Tectonic faults display a large range of slip behaviors, ranging from fast slip (earthquakes) to episodic or continuous aseismic slow slip. Episodic aseismic slip events (typically called 'slow slip events') are now widely observed in active regions and play an important role in stress redistribution in the Earth's crust. The Longitudinal Valley Fault is the most active fault in Taiwan, hosting large to destructive earthquakes. However, very little is known about the presence and the role of slow slip events on the fault deformation. We document a 13‐day long slow slip event with a magnitude of 5.45, which represe'nts the largest event detected on the fault to date. We demonstrate that the slow event was likely encouraged by stress accumulation due to the 2003 Chengkung earthquake. Monitoring and characterizing the sources of aseismic slip is fundamental to identify areas with high seismic hazard on the fault and to shed some light on the interactions between seismic and aseismic processes.

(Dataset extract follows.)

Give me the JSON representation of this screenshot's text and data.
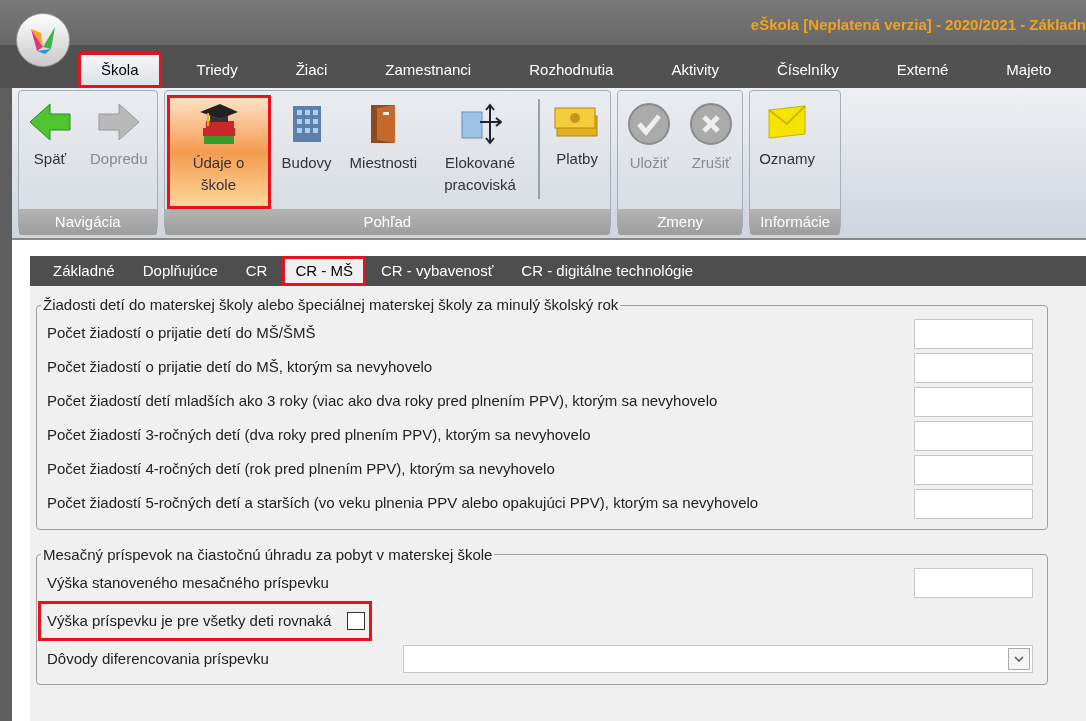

Canitano, A., M. Godano and M. Y. Thomas, (2021), Inherited State of Stress as a Key Factor Controlling Slip and Slip Mode: Inference From the Study of a Slow Slip Event in the Longitudinal Valley, Taiwan, Geophysical Research Letters 48(3)